ORCADIAN farmer Paul Ross was involved in a serious incident on his farm in Sandwick, which caused him to suffer from temporary vision impairment.

The past NFUS regional chairman for Orkney was administering an antibiotic to one of his calves, which knocked him during the process, causing the syringe to go into his eye.

He was taken into theatre at Raigmore hospital in Inverness to investigate the damage to eye and was given the good news that no lasting damage had been done.

Sharing his story during Farm Safety Week, he sends a reminder to farmers and crofters that accidents can happen at any time, urging the industry to be pay close attention to tasks at hand.

“While feeding the cows I noticed a calf looking a bit dull and decided to treat it with an antibiotic.

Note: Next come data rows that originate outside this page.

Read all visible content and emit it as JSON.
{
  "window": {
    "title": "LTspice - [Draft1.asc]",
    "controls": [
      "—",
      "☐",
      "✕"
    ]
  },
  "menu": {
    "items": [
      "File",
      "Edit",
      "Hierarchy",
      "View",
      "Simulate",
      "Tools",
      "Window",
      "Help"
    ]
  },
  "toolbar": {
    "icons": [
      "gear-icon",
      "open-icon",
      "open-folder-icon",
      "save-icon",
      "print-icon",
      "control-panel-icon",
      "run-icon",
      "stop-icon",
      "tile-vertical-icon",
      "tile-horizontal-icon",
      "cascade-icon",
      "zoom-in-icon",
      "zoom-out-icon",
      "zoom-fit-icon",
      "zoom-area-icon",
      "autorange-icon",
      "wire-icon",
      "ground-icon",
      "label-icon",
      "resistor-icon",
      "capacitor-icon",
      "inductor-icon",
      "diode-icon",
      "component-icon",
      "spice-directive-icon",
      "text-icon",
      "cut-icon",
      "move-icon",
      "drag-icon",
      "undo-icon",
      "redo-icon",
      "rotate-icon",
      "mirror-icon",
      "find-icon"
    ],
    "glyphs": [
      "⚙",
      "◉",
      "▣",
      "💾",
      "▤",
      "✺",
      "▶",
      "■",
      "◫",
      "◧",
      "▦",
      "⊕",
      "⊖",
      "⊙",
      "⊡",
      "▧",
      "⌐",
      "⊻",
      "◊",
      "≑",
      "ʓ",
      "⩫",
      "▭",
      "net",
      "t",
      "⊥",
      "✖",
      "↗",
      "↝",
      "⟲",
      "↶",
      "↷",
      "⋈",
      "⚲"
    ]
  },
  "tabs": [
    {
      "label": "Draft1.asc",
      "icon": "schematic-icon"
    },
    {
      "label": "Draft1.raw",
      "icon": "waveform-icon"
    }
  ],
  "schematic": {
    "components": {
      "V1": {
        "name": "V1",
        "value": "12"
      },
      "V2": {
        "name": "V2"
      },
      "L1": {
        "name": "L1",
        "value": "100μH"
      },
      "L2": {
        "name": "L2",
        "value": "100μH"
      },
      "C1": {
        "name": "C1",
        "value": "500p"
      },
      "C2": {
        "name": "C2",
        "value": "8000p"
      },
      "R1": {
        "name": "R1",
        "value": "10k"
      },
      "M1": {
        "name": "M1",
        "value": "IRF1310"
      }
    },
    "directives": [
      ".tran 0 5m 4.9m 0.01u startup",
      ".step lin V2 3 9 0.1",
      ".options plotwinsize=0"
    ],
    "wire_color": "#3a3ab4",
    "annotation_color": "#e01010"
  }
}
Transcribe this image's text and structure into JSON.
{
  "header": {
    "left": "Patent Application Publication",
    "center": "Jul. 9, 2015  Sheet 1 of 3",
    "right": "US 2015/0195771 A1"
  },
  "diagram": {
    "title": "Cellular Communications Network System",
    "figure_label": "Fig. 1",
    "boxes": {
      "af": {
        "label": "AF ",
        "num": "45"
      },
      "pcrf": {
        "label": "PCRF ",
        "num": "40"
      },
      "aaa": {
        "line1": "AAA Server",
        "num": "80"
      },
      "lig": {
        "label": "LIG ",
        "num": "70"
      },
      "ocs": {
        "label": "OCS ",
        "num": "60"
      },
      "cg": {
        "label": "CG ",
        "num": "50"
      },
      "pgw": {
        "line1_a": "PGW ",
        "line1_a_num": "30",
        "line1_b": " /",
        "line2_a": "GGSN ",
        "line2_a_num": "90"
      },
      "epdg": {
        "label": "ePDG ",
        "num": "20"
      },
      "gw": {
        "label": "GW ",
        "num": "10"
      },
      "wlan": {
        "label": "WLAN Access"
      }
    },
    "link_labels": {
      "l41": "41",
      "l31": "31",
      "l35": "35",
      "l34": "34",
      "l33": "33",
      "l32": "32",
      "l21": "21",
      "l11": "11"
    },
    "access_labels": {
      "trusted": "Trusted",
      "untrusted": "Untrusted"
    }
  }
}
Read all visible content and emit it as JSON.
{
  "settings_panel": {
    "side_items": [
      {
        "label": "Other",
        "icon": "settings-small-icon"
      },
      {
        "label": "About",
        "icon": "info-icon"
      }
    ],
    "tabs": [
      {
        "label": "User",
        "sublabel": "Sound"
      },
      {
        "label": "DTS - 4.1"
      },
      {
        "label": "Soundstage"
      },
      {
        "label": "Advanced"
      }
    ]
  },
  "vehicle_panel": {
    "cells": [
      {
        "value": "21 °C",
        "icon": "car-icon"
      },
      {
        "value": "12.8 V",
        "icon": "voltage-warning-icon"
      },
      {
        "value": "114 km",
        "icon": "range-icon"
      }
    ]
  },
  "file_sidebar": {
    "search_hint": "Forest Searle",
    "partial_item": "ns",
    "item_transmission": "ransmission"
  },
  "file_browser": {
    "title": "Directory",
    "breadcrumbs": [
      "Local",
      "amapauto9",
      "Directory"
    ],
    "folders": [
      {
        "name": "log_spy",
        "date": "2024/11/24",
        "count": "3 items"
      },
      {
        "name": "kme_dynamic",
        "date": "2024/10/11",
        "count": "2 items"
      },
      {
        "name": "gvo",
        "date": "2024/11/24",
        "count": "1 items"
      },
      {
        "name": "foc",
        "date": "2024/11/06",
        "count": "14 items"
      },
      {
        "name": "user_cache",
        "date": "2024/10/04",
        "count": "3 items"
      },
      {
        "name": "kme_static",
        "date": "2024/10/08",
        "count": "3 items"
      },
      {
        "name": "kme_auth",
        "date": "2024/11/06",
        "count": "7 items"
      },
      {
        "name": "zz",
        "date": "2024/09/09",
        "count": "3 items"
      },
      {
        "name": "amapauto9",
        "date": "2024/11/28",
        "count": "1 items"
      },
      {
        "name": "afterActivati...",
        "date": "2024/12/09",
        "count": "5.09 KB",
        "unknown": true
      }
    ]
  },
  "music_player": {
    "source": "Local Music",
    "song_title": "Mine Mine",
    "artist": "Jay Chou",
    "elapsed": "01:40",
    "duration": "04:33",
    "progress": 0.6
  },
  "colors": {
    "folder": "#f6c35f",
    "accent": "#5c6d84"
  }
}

It was lying down, so I approached it quietly, injecting it,” Mr Ross explained. “Just when I was going to put the needle in, the calf moved unexpectedly, the syringe came out of my hand and the needle penetrated my eyeball. I was then aware of blood running down my face and realised I needed medical help.”

“Thankfully, they discovered that my eye was undamaged,” continued Paul. “I’d had vision impairment for a short period of time after the incident, and it was more sensitive to light, but thankfully it returned to normal not long afterwards.

“This was a totally unexpected accident and could easily have been a lot worse. The only precaution I could have taken was wearing goggles, but I couldn’t have foreseen this happening,” he concluded.